Gather all lines from the material that contain the word "Computer".
━━━ Given entries
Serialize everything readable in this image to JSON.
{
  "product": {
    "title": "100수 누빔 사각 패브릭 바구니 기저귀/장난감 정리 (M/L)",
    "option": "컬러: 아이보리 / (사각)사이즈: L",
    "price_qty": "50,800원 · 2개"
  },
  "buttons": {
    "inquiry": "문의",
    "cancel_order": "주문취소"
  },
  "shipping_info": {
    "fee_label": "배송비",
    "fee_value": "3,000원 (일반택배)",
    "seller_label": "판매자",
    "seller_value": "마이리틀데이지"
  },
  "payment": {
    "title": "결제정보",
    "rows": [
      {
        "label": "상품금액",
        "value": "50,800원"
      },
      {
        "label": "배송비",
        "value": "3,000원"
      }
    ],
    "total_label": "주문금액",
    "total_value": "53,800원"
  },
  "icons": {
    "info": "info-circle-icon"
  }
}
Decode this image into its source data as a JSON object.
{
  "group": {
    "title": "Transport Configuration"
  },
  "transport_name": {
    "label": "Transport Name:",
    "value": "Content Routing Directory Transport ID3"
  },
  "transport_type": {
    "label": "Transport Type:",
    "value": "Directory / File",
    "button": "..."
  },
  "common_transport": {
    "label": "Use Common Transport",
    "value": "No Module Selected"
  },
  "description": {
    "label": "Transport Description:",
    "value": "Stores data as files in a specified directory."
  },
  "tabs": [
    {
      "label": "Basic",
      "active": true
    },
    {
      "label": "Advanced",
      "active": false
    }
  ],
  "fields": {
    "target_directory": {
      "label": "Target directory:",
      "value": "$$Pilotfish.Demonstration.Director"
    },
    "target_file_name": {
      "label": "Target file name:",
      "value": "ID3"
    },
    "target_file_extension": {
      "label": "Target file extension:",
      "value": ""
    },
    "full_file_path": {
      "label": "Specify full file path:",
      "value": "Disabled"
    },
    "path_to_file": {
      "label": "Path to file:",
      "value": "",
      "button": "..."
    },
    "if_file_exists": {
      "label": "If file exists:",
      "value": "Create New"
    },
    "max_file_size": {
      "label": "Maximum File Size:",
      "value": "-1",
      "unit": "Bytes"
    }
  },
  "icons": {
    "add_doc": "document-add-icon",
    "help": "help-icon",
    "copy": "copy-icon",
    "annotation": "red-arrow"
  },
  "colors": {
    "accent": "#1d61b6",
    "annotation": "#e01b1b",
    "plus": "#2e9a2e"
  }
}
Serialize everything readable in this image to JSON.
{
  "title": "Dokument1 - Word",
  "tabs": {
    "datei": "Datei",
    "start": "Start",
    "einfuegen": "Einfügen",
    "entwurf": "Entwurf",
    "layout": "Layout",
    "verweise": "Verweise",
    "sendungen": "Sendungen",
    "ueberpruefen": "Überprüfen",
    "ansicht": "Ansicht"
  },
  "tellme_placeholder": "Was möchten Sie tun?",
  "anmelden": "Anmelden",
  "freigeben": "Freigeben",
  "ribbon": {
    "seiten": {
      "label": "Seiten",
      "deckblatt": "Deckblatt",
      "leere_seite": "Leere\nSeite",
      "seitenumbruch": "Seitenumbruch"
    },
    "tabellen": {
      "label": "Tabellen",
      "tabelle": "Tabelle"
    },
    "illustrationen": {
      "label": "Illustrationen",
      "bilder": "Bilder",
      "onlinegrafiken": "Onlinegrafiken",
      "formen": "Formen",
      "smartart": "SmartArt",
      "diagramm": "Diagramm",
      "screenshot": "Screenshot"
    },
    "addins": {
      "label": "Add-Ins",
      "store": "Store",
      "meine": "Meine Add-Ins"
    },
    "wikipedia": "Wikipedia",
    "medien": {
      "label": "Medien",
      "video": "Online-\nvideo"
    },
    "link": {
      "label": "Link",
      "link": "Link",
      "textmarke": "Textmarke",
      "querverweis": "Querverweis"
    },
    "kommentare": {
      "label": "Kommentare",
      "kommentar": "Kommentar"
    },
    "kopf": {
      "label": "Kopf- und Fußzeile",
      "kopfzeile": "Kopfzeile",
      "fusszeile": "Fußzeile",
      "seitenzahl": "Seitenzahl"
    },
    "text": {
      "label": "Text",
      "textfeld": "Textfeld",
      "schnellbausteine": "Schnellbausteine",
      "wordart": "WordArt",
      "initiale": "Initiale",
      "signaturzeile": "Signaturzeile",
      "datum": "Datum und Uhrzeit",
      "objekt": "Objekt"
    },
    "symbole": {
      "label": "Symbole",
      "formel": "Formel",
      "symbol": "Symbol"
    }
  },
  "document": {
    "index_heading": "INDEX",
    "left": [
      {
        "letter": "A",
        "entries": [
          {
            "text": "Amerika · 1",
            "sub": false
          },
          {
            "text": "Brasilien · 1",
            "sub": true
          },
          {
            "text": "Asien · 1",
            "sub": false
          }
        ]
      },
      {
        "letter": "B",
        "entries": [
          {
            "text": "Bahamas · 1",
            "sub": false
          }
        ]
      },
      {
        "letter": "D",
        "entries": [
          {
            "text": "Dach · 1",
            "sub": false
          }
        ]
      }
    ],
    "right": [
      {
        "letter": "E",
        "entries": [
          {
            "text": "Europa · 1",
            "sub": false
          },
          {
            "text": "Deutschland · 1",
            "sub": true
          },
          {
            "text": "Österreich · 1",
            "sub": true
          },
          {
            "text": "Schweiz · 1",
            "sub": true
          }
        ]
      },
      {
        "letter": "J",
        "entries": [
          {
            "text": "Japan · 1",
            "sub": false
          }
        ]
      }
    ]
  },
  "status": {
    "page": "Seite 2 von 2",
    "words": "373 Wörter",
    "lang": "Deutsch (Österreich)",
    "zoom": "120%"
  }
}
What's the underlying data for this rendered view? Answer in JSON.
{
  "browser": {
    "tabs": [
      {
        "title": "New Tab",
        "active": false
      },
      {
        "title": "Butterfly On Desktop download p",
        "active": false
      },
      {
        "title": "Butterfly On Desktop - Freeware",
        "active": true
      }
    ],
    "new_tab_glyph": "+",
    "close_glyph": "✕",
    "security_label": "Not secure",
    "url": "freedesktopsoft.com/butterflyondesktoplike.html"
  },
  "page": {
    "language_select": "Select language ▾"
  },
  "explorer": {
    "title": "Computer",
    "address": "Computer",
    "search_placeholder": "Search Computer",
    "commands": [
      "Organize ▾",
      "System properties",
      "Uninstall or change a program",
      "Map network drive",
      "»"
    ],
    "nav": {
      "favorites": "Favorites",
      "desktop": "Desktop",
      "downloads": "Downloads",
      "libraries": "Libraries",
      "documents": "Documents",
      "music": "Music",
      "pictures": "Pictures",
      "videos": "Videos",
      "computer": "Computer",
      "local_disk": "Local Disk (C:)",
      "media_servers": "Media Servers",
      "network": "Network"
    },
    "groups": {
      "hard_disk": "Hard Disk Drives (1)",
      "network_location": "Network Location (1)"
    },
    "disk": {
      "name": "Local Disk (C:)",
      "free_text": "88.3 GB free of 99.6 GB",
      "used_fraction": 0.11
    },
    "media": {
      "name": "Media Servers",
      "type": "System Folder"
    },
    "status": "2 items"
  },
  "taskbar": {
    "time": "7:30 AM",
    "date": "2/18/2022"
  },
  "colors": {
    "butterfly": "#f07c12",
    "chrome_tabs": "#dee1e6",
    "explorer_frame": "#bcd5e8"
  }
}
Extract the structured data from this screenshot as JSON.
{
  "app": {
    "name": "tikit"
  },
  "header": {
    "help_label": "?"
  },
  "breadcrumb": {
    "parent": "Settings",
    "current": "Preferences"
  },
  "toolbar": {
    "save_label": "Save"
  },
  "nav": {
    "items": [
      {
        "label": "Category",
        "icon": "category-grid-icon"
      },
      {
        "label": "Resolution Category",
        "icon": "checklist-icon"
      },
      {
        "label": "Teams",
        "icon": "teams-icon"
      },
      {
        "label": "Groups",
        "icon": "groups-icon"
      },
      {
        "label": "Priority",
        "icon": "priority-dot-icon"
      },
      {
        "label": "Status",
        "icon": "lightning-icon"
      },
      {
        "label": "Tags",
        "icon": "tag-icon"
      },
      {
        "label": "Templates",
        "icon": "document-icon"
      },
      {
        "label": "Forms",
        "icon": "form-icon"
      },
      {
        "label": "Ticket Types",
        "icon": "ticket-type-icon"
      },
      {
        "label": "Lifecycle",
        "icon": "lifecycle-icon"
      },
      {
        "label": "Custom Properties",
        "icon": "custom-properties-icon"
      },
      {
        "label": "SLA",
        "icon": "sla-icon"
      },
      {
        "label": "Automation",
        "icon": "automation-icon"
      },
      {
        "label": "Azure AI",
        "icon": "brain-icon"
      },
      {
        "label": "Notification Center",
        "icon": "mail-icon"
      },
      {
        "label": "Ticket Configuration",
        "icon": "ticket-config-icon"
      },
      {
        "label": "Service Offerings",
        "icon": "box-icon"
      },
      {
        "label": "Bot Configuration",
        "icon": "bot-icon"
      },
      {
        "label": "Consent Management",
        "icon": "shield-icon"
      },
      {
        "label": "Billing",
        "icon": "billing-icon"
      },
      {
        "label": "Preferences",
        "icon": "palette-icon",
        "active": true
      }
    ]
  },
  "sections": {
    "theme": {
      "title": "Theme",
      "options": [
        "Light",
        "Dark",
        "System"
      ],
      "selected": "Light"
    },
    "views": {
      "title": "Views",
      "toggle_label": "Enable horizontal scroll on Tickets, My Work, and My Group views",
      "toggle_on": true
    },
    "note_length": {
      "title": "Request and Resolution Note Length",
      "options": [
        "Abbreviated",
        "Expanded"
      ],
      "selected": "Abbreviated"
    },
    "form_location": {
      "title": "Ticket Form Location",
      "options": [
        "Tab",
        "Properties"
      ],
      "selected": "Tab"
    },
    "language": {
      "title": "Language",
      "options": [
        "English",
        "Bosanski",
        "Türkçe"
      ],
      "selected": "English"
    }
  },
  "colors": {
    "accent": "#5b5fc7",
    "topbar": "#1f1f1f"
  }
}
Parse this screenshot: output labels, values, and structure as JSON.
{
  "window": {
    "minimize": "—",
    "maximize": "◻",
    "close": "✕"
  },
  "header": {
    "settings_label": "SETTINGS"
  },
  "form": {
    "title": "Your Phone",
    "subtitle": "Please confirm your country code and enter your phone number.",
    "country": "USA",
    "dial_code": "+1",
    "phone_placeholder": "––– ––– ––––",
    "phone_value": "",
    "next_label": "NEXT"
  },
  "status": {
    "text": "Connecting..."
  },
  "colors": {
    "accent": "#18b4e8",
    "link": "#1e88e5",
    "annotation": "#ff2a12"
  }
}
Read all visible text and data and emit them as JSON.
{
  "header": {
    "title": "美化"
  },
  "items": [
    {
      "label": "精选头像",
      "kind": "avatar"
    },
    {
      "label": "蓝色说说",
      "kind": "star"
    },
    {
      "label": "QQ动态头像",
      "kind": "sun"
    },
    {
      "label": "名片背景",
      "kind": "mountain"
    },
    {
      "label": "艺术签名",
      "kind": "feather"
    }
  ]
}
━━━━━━
## Output for this exercise:
    "title": "Computer",
    "address": "Computer",
    "search_placeholder": "Search Computer",
      "computer": "Computer",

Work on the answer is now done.